A leading commentator has expressed scepticism over the objectives of the Electricity (Amendment) Bill 2014 and doubted its capacity to instil intended competition in the power sector. The most important changes proposed relate to restructuring of the distribution wing, according to P Parameswaran, former member (technical), Kerala State Electricity Regulatory Commission.
Parameswaran has also been a former State electricity ombudsman, Kerala, and former chief engineer (system operation), Kerala State Electricity Board.
The distribution wing has two main components. One is the network business: building, operating and maintaining the network of the required capacity including providing connectivity to the needed.
The second is the supply business: contracting power from the generating companies or traders to meet demand, transferring to required delivery points and meeting the dynamic demand, metering, and billing.
These two have often been referred to as 'carriage' and 'content' functions respectively. Amendments to the existing Electricity Act, 2003, propose to segregate the carriage (distribution) from content (supply).
This is sought to be done by introducing multiple supply licensees based on market principles while persisting with carriage as a regulated activity.
Proponents of the amendments aim to inject the dynamics of the free market to this 'weakest link' of the power sector through restructuring. But experts do not generally advocate the segregation of carriage and content in such a hasty fashion.
Scandinavian and California models are sought to be copied without considering the realities of this country and its economy.
"One will be excused for criticising the 'second generation' of reforms in the sector as untimely and dangerously immature. Some people believe that at best it can be termed as a prescription for chaos," Parameswaran said.
The very prospect of allowing market forces into the sector, as is intended, is challenging given the unique features about electricity – it can be transmitted only through wire and cannot be stored.
Reforms culminating in the Electricity Act 2003 have failed to impress observers since the country has not been able to hold a healthy debated on their impact on the sector.
In any case, symptoms of a deeper crisis are already visible.
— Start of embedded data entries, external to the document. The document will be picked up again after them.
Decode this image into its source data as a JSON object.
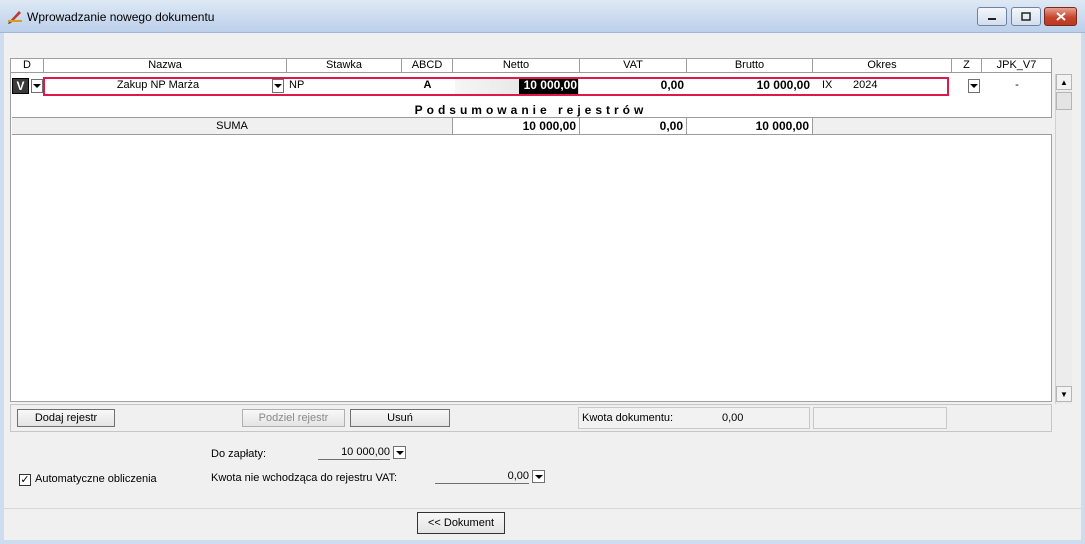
{
  "window": {
    "title": "Wprowadzanie nowego dokumentu"
  },
  "columns": [
    "D",
    "Nazwa",
    "Stawka",
    "ABCD",
    "Netto",
    "VAT",
    "Brutto",
    "Okres",
    "Z",
    "JPK_V7"
  ],
  "row": {
    "d": "V",
    "nazwa": "Zakup NP Marża",
    "stawka": "NP",
    "abcd": "A",
    "netto": "10 000,00",
    "vat": "0,00",
    "brutto": "10 000,00",
    "okres_month": "IX",
    "okres_year": "2024",
    "jpk": "-"
  },
  "summary": {
    "title": "Podsumowanie rejestrów",
    "label": "SUMA",
    "netto": "10 000,00",
    "vat": "0,00",
    "brutto": "10 000,00"
  },
  "toolbar": {
    "add_label": "Dodaj rejestr",
    "split_label": "Podziel rejestr",
    "remove_label": "Usuń",
    "amount_label": "Kwota dokumentu:",
    "amount_value": "0,00"
  },
  "form": {
    "to_pay_label": "Do zapłaty:",
    "to_pay_value": "10 000,00",
    "non_vat_label": "Kwota nie wchodząca do rejestru VAT:",
    "non_vat_value": "0,00",
    "auto_calc_label": "Automatyczne obliczenia",
    "auto_calc_checked": true,
    "document_button": "<< Dokument"
  },
  "colors": {
    "highlight": "#e0184a",
    "selection": "#000000"
  }
}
While huge capacities remain underutilised in some zones, power would not flow to some others due to perpetual constraints of linkages.